Dogs are extremely loyal members of the family and just like humans they can experience a variety of different emotions - including jealousy. This can especially be the case when someone new becomes a member of the family, such as a newborn baby and seems to get all the attention and affection. Considering that dogs are social animals that need interaction, going from being the center of attention to feeling left out can be pretty tough for a dog. A new baby changes the pack dynamic as well as the family schedule and our canine family members need a lot of attention and time for that readjustment. But why do dogs get jealous and what steps can be taken so that the new baby isn’t considered an intruder but instead a new member of the pack?
The Root of the Behavior
Recent studies by animal psychologists have confirmed that dogs do in fact experience jealousy when their owners display affection toward other animals, new partners, kids, or even inanimate objects. Just like an older sibling might experience jealousy with the arrival of a new baby in the house - dogs can experience that same emotion of envy as well, especially if they feel like they have to compete for your attention. Although dogs have been domesticated thousands of years ago, we mustn’t forget the behavior of dogs’ distant relatives or ancestors as that information is extremely valuable and can be used to help us better understand our four-legged friends. For example, there have been cases that documented wild dogs attempting to kill or killing their siblings to ensure they get enough resources and food from their mother, as well as attention. It is most definitely an instinctive trait that is there to help them survive the tough conditions that they might experience in the wild. Dogs are pack animals and a new addition to the pack can threaten the other dog's resources and can make them compete for potential mates.
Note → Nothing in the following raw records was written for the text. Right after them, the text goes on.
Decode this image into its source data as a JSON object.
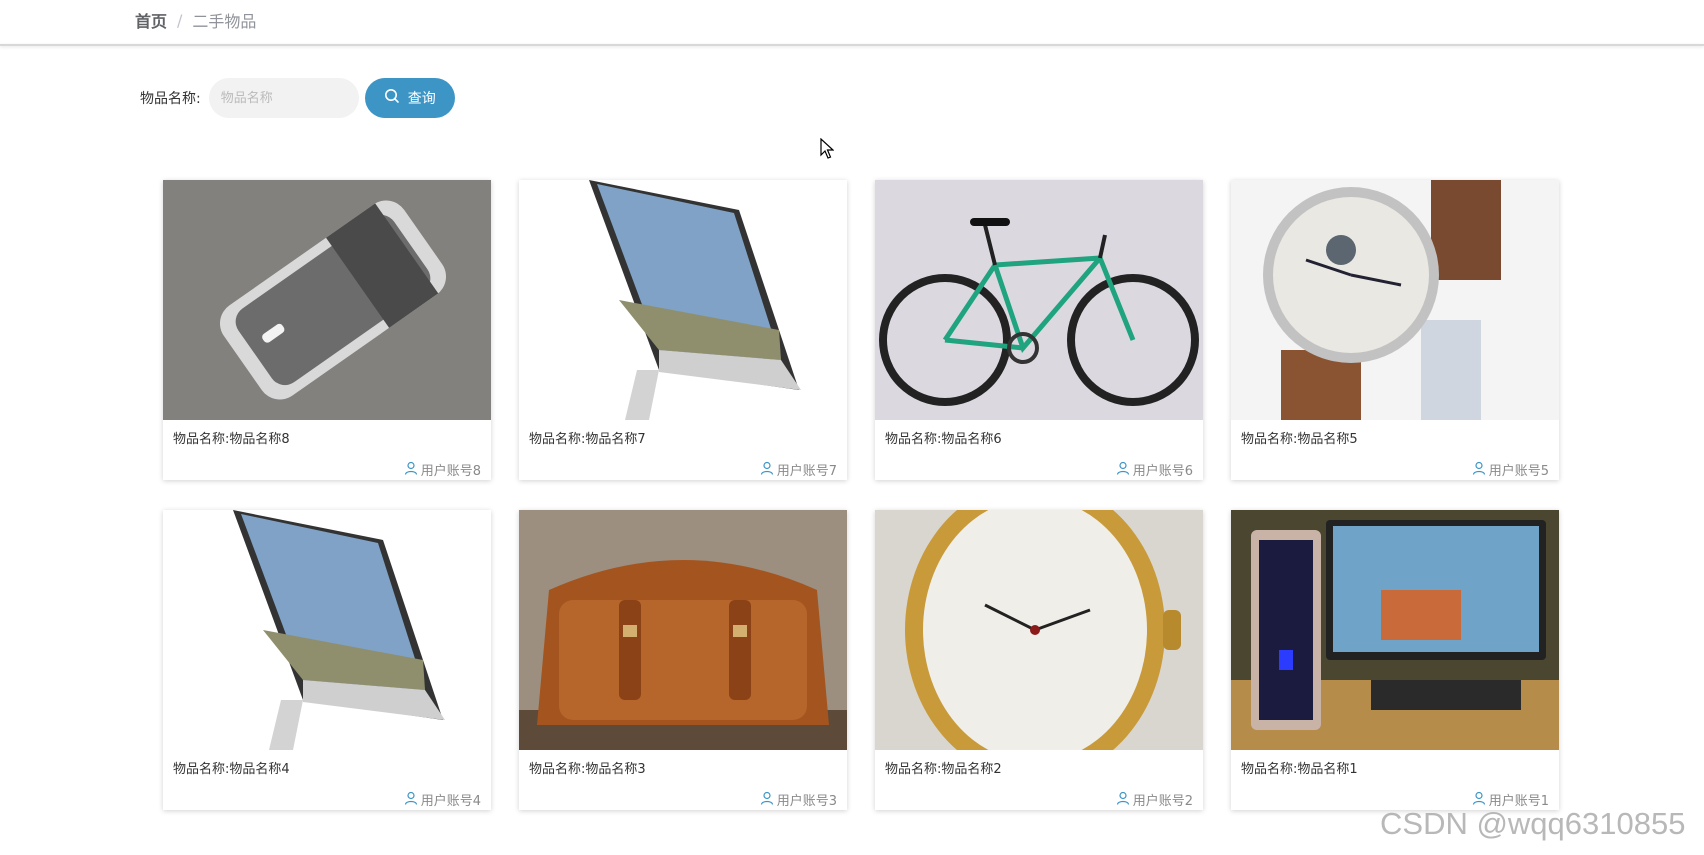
{
  "breadcrumb": {
    "home": "首页",
    "separator": "/",
    "current": "二手物品"
  },
  "search": {
    "label": "物品名称:",
    "placeholder": "物品名称",
    "value": "",
    "button_label": "查询"
  },
  "accent_color": "#3d95c6",
  "items": [
    {
      "name": "物品名称:物品名称8",
      "user": "用户账号8",
      "image": "nokia-phone"
    },
    {
      "name": "物品名称:物品名称7",
      "user": "用户账号7",
      "image": "imac"
    },
    {
      "name": "物品名称:物品名称6",
      "user": "用户账号6",
      "image": "bicycle"
    },
    {
      "name": "物品名称:物品名称5",
      "user": "用户账号5",
      "image": "wristwatch"
    },
    {
      "name": "物品名称:物品名称4",
      "user": "用户账号4",
      "image": "imac"
    },
    {
      "name": "物品名称:物品名称3",
      "user": "用户账号3",
      "image": "leather-bag"
    },
    {
      "name": "物品名称:物品名称2",
      "user": "用户账号2",
      "image": "grimoldi-watch"
    },
    {
      "name": "物品名称:物品名称1",
      "user": "用户账号1",
      "image": "gaming-pc"
    }
  ],
  "watermark": "CSDN @wqq6310855"
}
Even domesticated dog siblings get territorial and occasionally fight over food, dog toys, or their owners' attention. This is why it is incredibly important to be well informed about dog jealousy and take the necessary steps to ensure that the new baby and your family dog can coexist together safely and happily. Another reason dogs get jealous is that they don’t really know how to act around a new baby and thus can end up feeling confused and left out, even if they would otherwise maybe even mirror the happy emotions of the other family members. Though the jealous behavior is pretty common with families that have owned a dog for some time prior to having a baby, it is also concerning and should be resolved before it even becomes a problem.
Encouraging the Behavior
Needless to say, the jealous behavior should not be encouraged and instead should be tackled to ensure everyone's safety and happiness. Firstly, it is important to acknowledge that regardless of breed or the size of your dog he can get jealous if you bring a new baby into the family. Your furry family member is even more likely to get jealous if he is male, and the chances also increase even more if your dog has not been neutered or spayed. Secondly, if you are already aware of any jealous traits or habits (such as growling when other dogs approach you or get your attention) your dog has that could negatively impact the baby, consult a dog trainer and start the training even before the baby is born. If you plan to rearrange any furniture, it should also be done months in advance so that your dog has enough time to adjust to the change. Next, take all the precautions necessary before the baby arrives home to avoid possible future conflict. This includes bringing a few of the baby’s items home (such as a blanket) for your dog to be able to familiarize itself with its scent. If your dog has a favorite place to sleep or play in the house, make sure not to put any baby things there to ensure your dog still feels like he has his own spot in the house. When you introduce your baby to your dog make sure to remain calm as your dog can sense and mirror your emotions. Make sure to establish boundaries and never leave your dog with your baby unsupervised.
Other Solutions and Considerations
Most importantly, follow your dog trainer’s advice and pay lots of attention to your dog, especially in the first few months, to make sure he knows he is still a valuable member of the family. When you go for a walk with the baby in the stroller, take your dog for a walk as well. Include your dog in baby-related activities. When you feed your baby, make sure your dog’s bowl is full too. When you play with your baby, try to simultaneously throw your dog a toy too, so he doesn’t feel left out. Use dog treats, petting and praising to help your dog associate the baby with positive things. Lastly, make sure you still have one on one time with your dog so that he knows he can still get your undivided attention from time to time. If you have any concerns about your dog’s behavior towards your baby, make sure to restrict his access and to consult your dog trainer for professional support.
Whether you have a new partner, a new dog or a new baby in the house, your dog can experience jealousy and even get depressed about it. To ensure a safe and happy coexistence between everyone involved it is crucial to be well informed and well prepared for the new arrival, as well as to take all the required precautions to avoid problematic situations.